Dark Legends doesn’t talk down to its audience. It’s a book written for younglings, but it’s palatable for the adults reading it with them too (or by themselves snuggled up with their dogs … close enough?).

The language is simple, but still compelling. The stories are short, but meaningful. Both you and the young people in your life (if applicable) will get something out of reading it.

Do you have to read Myths & Fables before Dark Legends?

Star Wars: Myths & Fables was released in 2019 and is often marketed as a sequel or companion to Star Wars: Dark Legends. While the two are similar in style and purpose, the stories contained within them exist outside of time. There is no chronological order in which they must be read. So you could read one never having read the other and you wouldn’t miss any important information.

Star Wars: Dark Legends is largely Star Wars: Myths & Fables’ opposite, the former being – as its title suggests – much darker in tone and centered more on the evils one might encounter at any point across the galaxy.

To be completely honest, the only frustrating thing about this book compared to Star Wars: Myths & Fables is that Star Wars: Dark Legends is smaller (we’re talking physical size). So if you put them next to each other on your bookshelf, they’re not going to match. If that bothers you (it’s not just me, right?) … I guess you’re just going to have to deal.

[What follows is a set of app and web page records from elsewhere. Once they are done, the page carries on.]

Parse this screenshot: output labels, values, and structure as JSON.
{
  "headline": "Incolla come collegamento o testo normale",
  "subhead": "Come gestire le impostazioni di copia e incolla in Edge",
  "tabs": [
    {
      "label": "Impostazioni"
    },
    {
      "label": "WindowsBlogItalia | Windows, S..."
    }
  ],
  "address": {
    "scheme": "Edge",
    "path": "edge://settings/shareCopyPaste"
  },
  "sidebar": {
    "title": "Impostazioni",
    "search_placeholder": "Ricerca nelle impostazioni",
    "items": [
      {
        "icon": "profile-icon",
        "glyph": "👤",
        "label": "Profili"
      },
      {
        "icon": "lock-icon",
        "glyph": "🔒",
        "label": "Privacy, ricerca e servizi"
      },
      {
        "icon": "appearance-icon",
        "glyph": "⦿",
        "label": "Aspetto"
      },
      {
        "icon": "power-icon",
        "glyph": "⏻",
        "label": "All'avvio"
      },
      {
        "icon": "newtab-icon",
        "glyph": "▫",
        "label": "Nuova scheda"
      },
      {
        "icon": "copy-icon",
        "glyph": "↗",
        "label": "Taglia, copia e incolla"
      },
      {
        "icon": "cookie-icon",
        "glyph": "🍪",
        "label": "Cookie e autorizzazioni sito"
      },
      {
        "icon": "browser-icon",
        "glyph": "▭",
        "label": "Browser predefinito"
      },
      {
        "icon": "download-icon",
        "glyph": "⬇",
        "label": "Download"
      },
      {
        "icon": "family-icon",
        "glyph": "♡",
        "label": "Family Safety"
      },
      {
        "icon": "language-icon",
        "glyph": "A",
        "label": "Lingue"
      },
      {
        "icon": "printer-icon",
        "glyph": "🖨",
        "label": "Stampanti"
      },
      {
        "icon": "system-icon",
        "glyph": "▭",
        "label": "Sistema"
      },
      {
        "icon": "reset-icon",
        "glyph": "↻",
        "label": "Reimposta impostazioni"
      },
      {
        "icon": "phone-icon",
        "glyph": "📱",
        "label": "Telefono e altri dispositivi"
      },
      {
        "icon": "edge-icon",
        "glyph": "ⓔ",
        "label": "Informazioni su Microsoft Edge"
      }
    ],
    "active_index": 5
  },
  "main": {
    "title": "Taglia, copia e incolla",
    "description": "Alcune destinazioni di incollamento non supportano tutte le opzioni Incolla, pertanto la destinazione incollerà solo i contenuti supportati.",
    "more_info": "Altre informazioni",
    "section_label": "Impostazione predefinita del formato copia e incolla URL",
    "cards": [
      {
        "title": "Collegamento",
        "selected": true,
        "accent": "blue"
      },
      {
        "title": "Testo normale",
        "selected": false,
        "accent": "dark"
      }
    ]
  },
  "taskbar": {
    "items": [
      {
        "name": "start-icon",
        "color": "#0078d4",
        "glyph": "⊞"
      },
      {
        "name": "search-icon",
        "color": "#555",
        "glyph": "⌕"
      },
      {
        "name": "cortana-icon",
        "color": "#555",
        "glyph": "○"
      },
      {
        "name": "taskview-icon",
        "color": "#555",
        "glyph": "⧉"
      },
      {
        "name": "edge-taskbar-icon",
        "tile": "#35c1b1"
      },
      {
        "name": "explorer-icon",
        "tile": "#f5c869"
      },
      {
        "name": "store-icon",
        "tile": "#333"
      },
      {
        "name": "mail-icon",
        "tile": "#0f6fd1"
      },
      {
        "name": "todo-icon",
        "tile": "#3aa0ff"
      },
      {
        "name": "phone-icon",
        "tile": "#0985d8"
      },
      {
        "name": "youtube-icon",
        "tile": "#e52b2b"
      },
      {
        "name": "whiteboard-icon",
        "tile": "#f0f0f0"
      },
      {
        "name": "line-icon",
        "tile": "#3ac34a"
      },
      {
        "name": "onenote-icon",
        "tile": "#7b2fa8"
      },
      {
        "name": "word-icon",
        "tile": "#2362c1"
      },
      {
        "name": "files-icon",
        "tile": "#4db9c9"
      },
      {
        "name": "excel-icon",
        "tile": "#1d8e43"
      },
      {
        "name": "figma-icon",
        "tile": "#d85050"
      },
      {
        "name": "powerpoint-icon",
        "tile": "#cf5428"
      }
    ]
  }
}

All things considered, it’s a small complaint. Everything between the front and back covers is masterfully done.

Hopefully, this book isn’t the last of its kind. Fictional tales set in the Star Wars universe that feel more like the fantasy kids are already used to is a great way to introduce them to the franchise … if only to slowly begin crafting them into bigger Star Wars fans than their parents will ever be.

Next. The darksaber: An incomplete history. dark

Star Wars: Dark Legends is available now wherever books are sold.